Yrs in servitude, Fred n Ginger

ponymaid said...

billie, I appreciate your kind thoughts - I just wish I could sit quietly with you, eyes closed, and listen to the Four Seasons. Do that around here and I lose another patch of hair to the pariah.

cindylouwho - I will send TJ your way with the guarantee that any further development will be halted in it's tracks. He's just the sort of thing suburbanites dread having in their back yard.

Mr. Gale - I agree heartily with your plan but you-know-who keeps the door firmly locked. She's a hoarder and doesn't like to share. I'm very fond of anything peppermint and would like to try something called peppermint schnapps - apparantly quite soothing to jangled nerves. Do you know where I might get some?

Fred and Ginger, I know your woman well and she is ruthless in her interactions with equines. I'm not at all surprised at her towning you along like some canal barge. Annie the horse is no better, though I must admit her beauty is quite breathtaking. I'm not surprised to hear she was wearing a black business suit and roper boots - it was just a matter of time before she moved on from mere blankets.

Be strong and continue to pursue your dreams on the other side of the fence.

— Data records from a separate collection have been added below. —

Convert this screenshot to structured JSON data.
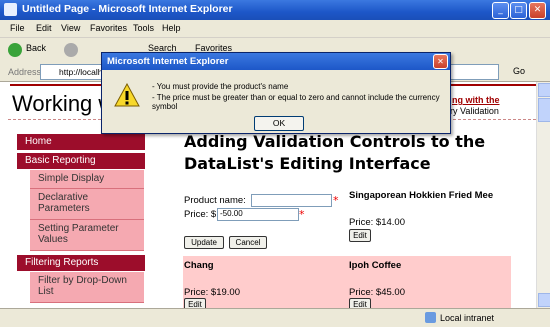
{
  "window": {
    "title": "Untitled Page - Microsoft Internet Explorer"
  },
  "menu": [
    "File",
    "Edit",
    "View",
    "Favorites",
    "Tools",
    "Help"
  ],
  "toolbar": {
    "back": "Back",
    "search": "Search",
    "favorites": "Favorites"
  },
  "address": {
    "label": "Address",
    "url": "http://localho",
    "go": "Go"
  },
  "site": {
    "title": "Working w",
    "right_link": "ng with the",
    "right_text": "ry Validation"
  },
  "nav": {
    "items": [
      {
        "label": "Home",
        "kind": "head"
      },
      {
        "label": "Basic Reporting",
        "kind": "head"
      },
      {
        "label": "Simple Display",
        "kind": "sub"
      },
      {
        "label": "Declarative Parameters",
        "kind": "sub"
      },
      {
        "label": "Setting Parameter Values",
        "kind": "sub"
      },
      {
        "label": "Filtering Reports",
        "kind": "head"
      },
      {
        "label": "Filter by Drop-Down List",
        "kind": "sub"
      }
    ]
  },
  "main": {
    "heading_line1": "Adding Validation Controls to the",
    "heading_line2": "DataList's Editing Interface",
    "edit": {
      "product_label": "Product name:",
      "product_value": "",
      "price_label": "Price: $",
      "price_value": "-50.00",
      "update_label": "Update",
      "cancel_label": "Cancel"
    },
    "products": [
      {
        "name": "Singaporean Hokkien Fried Mee",
        "price": "Price: $14.00",
        "edit": "Edit"
      },
      {
        "name": "Chang",
        "price": "Price: $19.00",
        "edit": "Edit"
      },
      {
        "name": "Ipoh Coffee",
        "price": "Price: $45.00",
        "edit": "Edit"
      }
    ],
    "required_marker": "*"
  },
  "status": {
    "zone": "Local intranet"
  },
  "dialog": {
    "title": "Microsoft Internet Explorer",
    "line1": "- You must provide the product's name",
    "line2": "- The price must be greater than or equal to zero and cannot include the currency symbol",
    "ok": "OK"
  },
  "colors": {
    "nav_head": "#9c0d2b",
    "nav_sub": "#f5a9b1",
    "row_highlight": "#ffcccc",
    "accent_red": "#a00000"
  }
}
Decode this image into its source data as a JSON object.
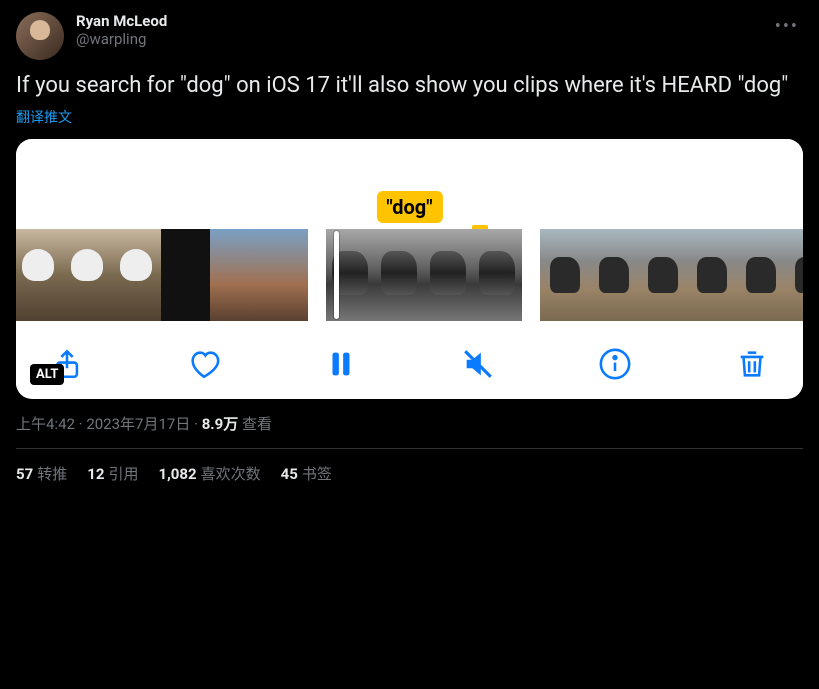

The grass really is greener and anyway, it's good to keep both those meddling females on their toes.